On Jan. 30, 2023, the Biden Administration announced it will end the public health emergency (and national emergency) declarations on May 11, 2023. Here’s what major health policies will and won’t change when the public health emergency ends.
What’s changing: Nothing. The availability, access, and costs of COVID-19 vaccines, including boosters, are determined by the supply of federally purchased vaccines, not the public health emergency.
What’s the same: As long as federally purchased vaccines last, COVID-19 vaccines will remain free to all people, regardless of insurance coverage. Providers of federally purchased vaccines are not allowed to charge patients or deny vaccines based on the recipient’s coverage or network status.
At-home COVID tests
What’s changing: At-home (or over-the-counter) tests may become more costly for people with insurance. After May 11, 2023, people with traditional Medicare will no longer receive free, at-home tests.

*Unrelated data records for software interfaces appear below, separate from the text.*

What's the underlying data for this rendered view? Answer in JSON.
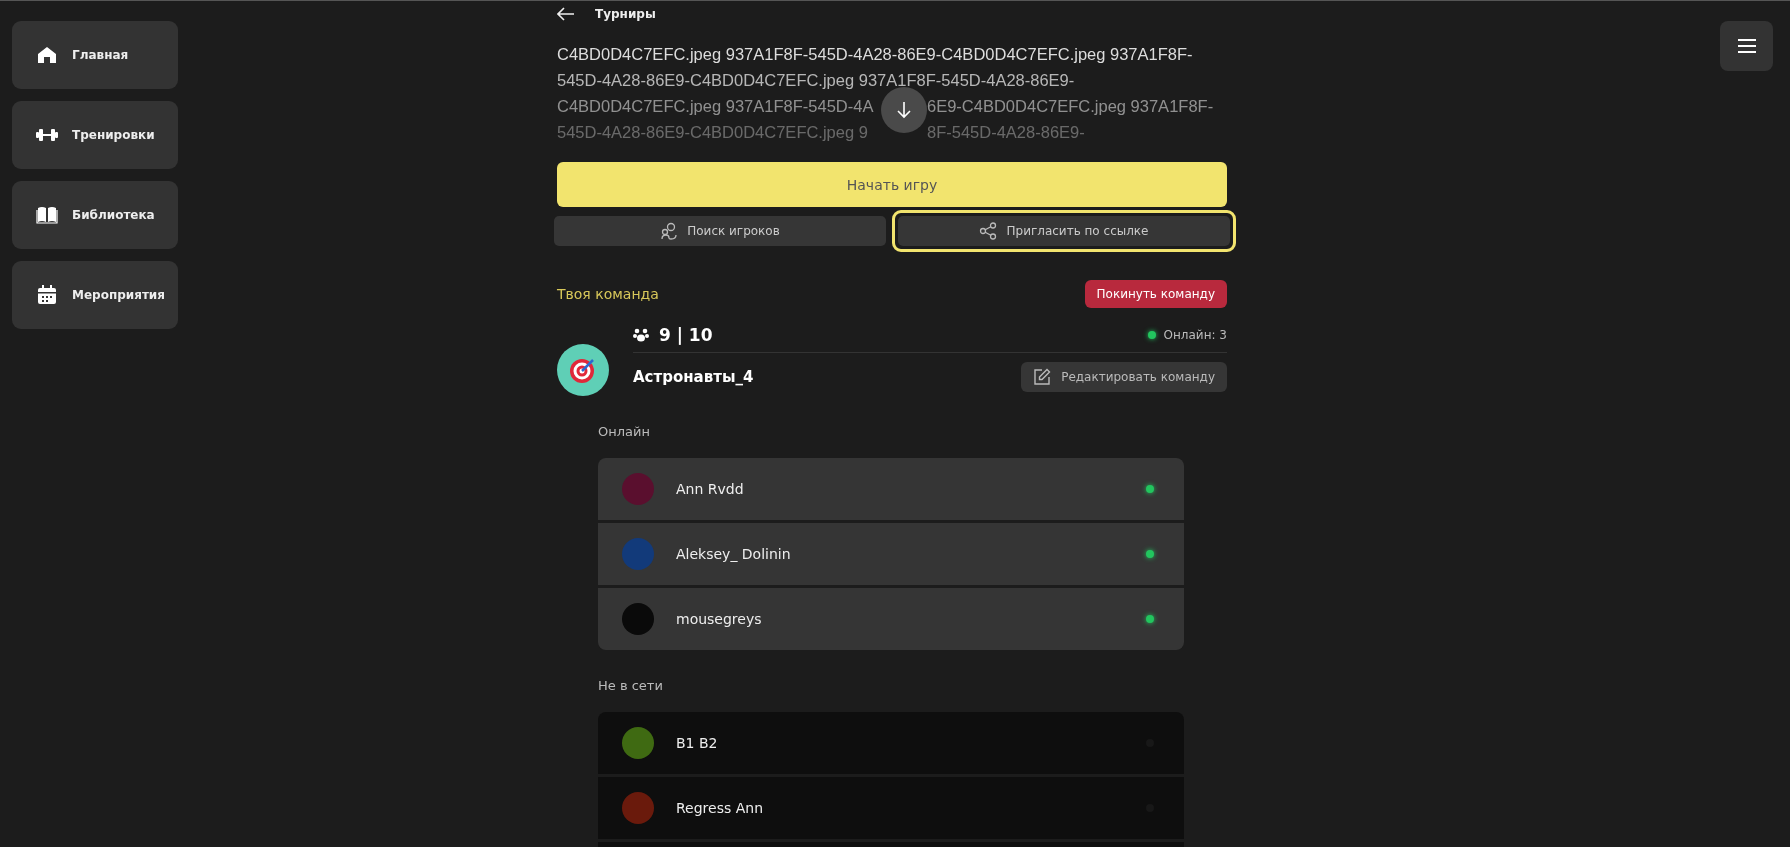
{
  "sidebar": {
    "items": [
      {
        "label": "Главная"
      },
      {
        "label": "Тренировки"
      },
      {
        "label": "Библиотека"
      },
      {
        "label": "Мероприятия"
      }
    ]
  },
  "header": {
    "back_label": "Турниры"
  },
  "description": {
    "lines": [
      [
        "C4BD0D4C7EFC.jpeg 937A1F8F-545D-4A28-86E9-C4BD0D4C7EFC.jpeg 937A1F8F-"
      ],
      [
        "545D-4A28-86E9-C4BD0D4C7EFC.jpeg 937A1F8F-545D-4A28-86E9-"
      ],
      [
        "C4BD0D4C7EFC.jpeg 937A1F8F-545D-4A",
        "6E9-C4BD0D4C7EFC.jpeg 937A1F8F-"
      ],
      [
        "545D-4A28-86E9-C4BD0D4C7EFC.jpeg 9",
        "8F-545D-4A28-86E9-"
      ]
    ]
  },
  "actions": {
    "start": "Начать игру",
    "buttons": [
      {
        "label": "Поиск игроков",
        "focused": false
      },
      {
        "label": "Пригласить по ссылке",
        "focused": true
      }
    ]
  },
  "team": {
    "title": "Твоя команда",
    "leave_button": "Покинуть команду",
    "count": "9 | 10",
    "online": "Онлайн: 3",
    "name": "Астронавты_4",
    "edit_button": "Редактировать команду"
  },
  "groups": [
    {
      "title": "Онлайн",
      "online": true,
      "members": [
        {
          "name": "Ann Rvdd",
          "color": "#5a0f2e"
        },
        {
          "name": "Aleksey_ Dolinin",
          "color": "#123a7a"
        },
        {
          "name": "mousegreys",
          "color": "#0a0a0a"
        }
      ]
    },
    {
      "title": "Не в сети",
      "online": false,
      "members": [
        {
          "name": "B1 B2",
          "color": "#3f6a12"
        },
        {
          "name": "Regress Ann",
          "color": "#6a1a0c"
        }
      ]
    }
  ]
}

Those with private insurance and Medicare Advantage (private Medicare plans) no longer will be guaranteed free at-home tests, but some insurers may continue to voluntarily cover them.
For those on Medicaid, at-home tests will be covered at no-cost through September 2024. After that date, home test coverage will vary by state.
What’s changing: People with public coverage may start to face new cost-sharing for pharmaceutical COVID treatments (unless those doses were purchased by the federal government, as discussed below). Medicare beneficiaries may face cost-sharing requirements for certain COVID pharmaceutical treatments after May 11. Medicaid and CHIP programs will continue to cover all pharmaceutical treatments with no-cost sharing through September 2024. After that date, these treatments will continue to be covered; however, states may impose utilization limits and nominal cost-sharing.
Author(s): Cynthia Cox Follow @cynthiaccox on Twitter , Jennifer Kates Follow @jenkatesdc on Twitter , Juliette Cubanski Follow @jcubanski on Twitter , and Jennifer Tolbert
Publication Date: 3 Feb 2023
Publication Site: Kaiser Family Foundation